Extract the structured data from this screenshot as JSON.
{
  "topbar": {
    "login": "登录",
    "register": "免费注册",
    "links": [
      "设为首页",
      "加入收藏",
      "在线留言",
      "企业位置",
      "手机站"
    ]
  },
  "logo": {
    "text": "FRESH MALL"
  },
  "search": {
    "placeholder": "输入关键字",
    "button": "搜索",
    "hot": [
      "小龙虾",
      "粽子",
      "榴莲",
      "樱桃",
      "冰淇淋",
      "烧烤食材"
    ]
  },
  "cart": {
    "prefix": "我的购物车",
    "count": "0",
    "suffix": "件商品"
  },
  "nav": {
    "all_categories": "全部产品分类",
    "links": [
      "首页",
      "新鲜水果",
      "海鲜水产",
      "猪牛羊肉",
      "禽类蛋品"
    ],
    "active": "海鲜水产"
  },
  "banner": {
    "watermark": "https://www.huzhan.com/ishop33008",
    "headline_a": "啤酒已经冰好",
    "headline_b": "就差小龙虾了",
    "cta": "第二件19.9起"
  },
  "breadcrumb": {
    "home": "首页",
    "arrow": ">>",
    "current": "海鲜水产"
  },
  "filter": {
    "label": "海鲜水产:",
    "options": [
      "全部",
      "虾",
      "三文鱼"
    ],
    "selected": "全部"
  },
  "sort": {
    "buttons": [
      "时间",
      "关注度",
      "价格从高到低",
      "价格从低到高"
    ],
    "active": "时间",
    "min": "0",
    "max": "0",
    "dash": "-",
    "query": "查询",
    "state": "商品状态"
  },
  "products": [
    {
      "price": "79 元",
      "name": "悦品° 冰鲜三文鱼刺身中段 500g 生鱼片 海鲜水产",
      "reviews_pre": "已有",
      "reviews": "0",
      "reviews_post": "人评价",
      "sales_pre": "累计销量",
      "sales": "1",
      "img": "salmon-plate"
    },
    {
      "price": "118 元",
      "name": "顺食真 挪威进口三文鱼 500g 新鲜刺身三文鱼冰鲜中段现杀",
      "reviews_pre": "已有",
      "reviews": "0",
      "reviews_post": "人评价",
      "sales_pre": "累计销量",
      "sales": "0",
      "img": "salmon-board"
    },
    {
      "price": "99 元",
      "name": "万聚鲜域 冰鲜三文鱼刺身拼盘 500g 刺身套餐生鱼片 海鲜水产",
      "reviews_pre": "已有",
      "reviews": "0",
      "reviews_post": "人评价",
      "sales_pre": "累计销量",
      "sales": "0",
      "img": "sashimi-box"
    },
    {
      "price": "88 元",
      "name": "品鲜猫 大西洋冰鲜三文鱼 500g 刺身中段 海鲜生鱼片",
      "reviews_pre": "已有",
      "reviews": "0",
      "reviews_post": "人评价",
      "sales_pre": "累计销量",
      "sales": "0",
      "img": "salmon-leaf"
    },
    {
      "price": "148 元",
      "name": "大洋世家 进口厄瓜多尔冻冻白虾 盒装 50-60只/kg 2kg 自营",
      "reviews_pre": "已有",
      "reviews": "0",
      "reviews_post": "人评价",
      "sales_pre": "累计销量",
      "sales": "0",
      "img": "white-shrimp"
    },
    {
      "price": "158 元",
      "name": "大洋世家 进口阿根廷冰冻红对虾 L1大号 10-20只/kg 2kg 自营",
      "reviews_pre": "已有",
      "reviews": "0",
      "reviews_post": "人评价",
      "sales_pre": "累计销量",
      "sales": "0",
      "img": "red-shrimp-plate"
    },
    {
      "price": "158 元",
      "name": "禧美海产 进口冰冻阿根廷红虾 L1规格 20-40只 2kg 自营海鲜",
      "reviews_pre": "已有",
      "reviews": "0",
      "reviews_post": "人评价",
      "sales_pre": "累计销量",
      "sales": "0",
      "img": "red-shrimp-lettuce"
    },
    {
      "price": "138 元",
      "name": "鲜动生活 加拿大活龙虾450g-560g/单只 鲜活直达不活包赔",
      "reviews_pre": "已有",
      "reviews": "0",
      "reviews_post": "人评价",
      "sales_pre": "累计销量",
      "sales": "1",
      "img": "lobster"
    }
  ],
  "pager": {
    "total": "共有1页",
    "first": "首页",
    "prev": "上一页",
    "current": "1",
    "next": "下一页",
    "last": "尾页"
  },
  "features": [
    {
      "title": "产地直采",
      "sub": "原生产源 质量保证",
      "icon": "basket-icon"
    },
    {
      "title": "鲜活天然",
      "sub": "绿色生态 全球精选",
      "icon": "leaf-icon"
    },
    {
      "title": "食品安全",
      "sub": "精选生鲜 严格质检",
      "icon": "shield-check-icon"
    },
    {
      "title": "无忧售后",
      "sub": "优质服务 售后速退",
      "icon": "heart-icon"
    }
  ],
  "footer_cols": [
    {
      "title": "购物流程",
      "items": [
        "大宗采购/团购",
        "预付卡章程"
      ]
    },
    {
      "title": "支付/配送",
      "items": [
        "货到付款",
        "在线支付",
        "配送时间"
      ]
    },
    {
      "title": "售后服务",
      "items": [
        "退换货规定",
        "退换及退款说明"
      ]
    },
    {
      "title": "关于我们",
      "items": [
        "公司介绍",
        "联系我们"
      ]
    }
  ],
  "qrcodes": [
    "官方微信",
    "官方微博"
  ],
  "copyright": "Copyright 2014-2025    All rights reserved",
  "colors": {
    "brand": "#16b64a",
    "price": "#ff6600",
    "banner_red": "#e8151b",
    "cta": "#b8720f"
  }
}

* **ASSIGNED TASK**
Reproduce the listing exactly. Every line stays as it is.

* **SOLUTION BELOW**
Extract the structured data from this screenshot as JSON.
{
  "topbar": {
    "login": "登录",
    "register": "免费注册",
    "links": [
      "设为首页",
      "加入收藏",
      "在线留言",
      "企业位置",
      "手机站"
    ]
  },
  "logo": {
    "text": "FRESH MALL"
  },
  "search": {
    "placeholder": "输入关键字",
    "button": "搜索",
    "hot": [
      "小龙虾",
      "粽子",
      "榴莲",
      "樱桃",
      "冰淇淋",
      "烧烤食材"
    ]
  },
  "cart": {
    "prefix": "我的购物车",
    "count": "0",
    "suffix": "件商品"
  },
  "nav": {
    "all_categories": "全部产品分类",
    "links": [
      "首页",
      "新鲜水果",
      "海鲜水产",
      "猪牛羊肉",
      "禽类蛋品"
    ],
    "active": "海鲜水产"
  },
  "banner": {
    "watermark": "https://www.huzhan.com/ishop33008",
    "headline_a": "啤酒已经冰好",
    "headline_b": "就差小龙虾了",
    "cta": "第二件19.9起"
  },
  "breadcrumb": {
    "home": "首页",
    "arrow": ">>",
    "current": "海鲜水产"
  },
  "filter": {
    "label": "海鲜水产:",
    "options": [
      "全部",
      "虾",
      "三文鱼"
    ],
    "selected": "全部"
  },
  "sort": {
    "buttons": [
      "时间",
      "关注度",
      "价格从高到低",
      "价格从低到高"
    ],
    "active": "时间",
    "min": "0",
    "max": "0",
    "dash": "-",
    "query": "查询",
    "state": "商品状态"
  },
  "products": [
    {
      "price": "79 元",
      "name": "悦品° 冰鲜三文鱼刺身中段 500g 生鱼片 海鲜水产",
      "reviews_pre": "已有",
      "reviews": "0",
      "reviews_post": "人评价",
      "sales_pre": "累计销量",
      "sales": "1",
      "img": "salmon-plate"
    },
    {
      "price": "118 元",
      "name": "顺食真 挪威进口三文鱼 500g 新鲜刺身三文鱼冰鲜中段现杀",
      "reviews_pre": "已有",
      "reviews": "0",
      "reviews_post": "人评价",
      "sales_pre": "累计销量",
      "sales": "0",
      "img": "salmon-board"
    },
    {
      "price": "99 元",
      "name": "万聚鲜域 冰鲜三文鱼刺身拼盘 500g 刺身套餐生鱼片 海鲜水产",
      "reviews_pre": "已有",
      "reviews": "0",
      "reviews_post": "人评价",
      "sales_pre": "累计销量",
      "sales": "0",
      "img": "sashimi-box"
    },
    {
      "price": "88 元",
      "name": "品鲜猫 大西洋冰鲜三文鱼 500g 刺身中段 海鲜生鱼片",
      "reviews_pre": "已有",
      "reviews": "0",
      "reviews_post": "人评价",
      "sales_pre": "累计销量",
      "sales": "0",
      "img": "salmon-leaf"
    },
    {
      "price": "148 元",
      "name": "大洋世家 进口厄瓜多尔冻冻白虾 盒装 50-60只/kg 2kg 自营",
      "reviews_pre": "已有",
      "reviews": "0",
      "reviews_post": "人评价",
      "sales_pre": "累计销量",
      "sales": "0",
      "img": "white-shrimp"
    },
    {
      "price": "158 元",
      "name": "大洋世家 进口阿根廷冰冻红对虾 L1大号 10-20只/kg 2kg 自营",
      "reviews_pre": "已有",
      "reviews": "0",
      "reviews_post": "人评价",
      "sales_pre": "累计销量",
      "sales": "0",
      "img": "red-shrimp-plate"
    },
    {
      "price": "158 元",
      "name": "禧美海产 进口冰冻阿根廷红虾 L1规格 20-40只 2kg 自营海鲜",
      "reviews_pre": "已有",
      "reviews": "0",
      "reviews_post": "人评价",
      "sales_pre": "累计销量",
      "sales": "0",
      "img": "red-shrimp-lettuce"
    },
    {
      "price": "138 元",
      "name": "鲜动生活 加拿大活龙虾450g-560g/单只 鲜活直达不活包赔",
      "reviews_pre": "已有",
      "reviews": "0",
      "reviews_post": "人评价",
      "sales_pre": "累计销量",
      "sales": "1",
      "img": "lobster"
    }
  ],
  "pager": {
    "total": "共有1页",
    "first": "首页",
    "prev": "上一页",
    "current": "1",
    "next": "下一页",
    "last": "尾页"
  },
  "features": [
    {
      "title": "产地直采",
      "sub": "原生产源 质量保证",
      "icon": "basket-icon"
    },
    {
      "title": "鲜活天然",
      "sub": "绿色生态 全球精选",
      "icon": "leaf-icon"
    },
    {
      "title": "食品安全",
      "sub": "精选生鲜 严格质检",
      "icon": "shield-check-icon"
    },
    {
      "title": "无忧售后",
      "sub": "优质服务 售后速退",
      "icon": "heart-icon"
    }
  ],
  "footer_cols": [
    {
      "title": "购物流程",
      "items": [
        "大宗采购/团购",
        "预付卡章程"
      ]
    },
    {
      "title": "支付/配送",
      "items": [
        "货到付款",
        "在线支付",
        "配送时间"
      ]
    },
    {
      "title": "售后服务",
      "items": [
        "退换货规定",
        "退换及退款说明"
      ]
    },
    {
      "title": "关于我们",
      "items": [
        "公司介绍",
        "联系我们"
      ]
    }
  ],
  "qrcodes": [
    "官方微信",
    "官方微博"
  ],
  "copyright": "Copyright 2014-2025    All rights reserved",
  "colors": {
    "brand": "#16b64a",
    "price": "#ff6600",
    "banner_red": "#e8151b",
    "cta": "#b8720f"
  }
}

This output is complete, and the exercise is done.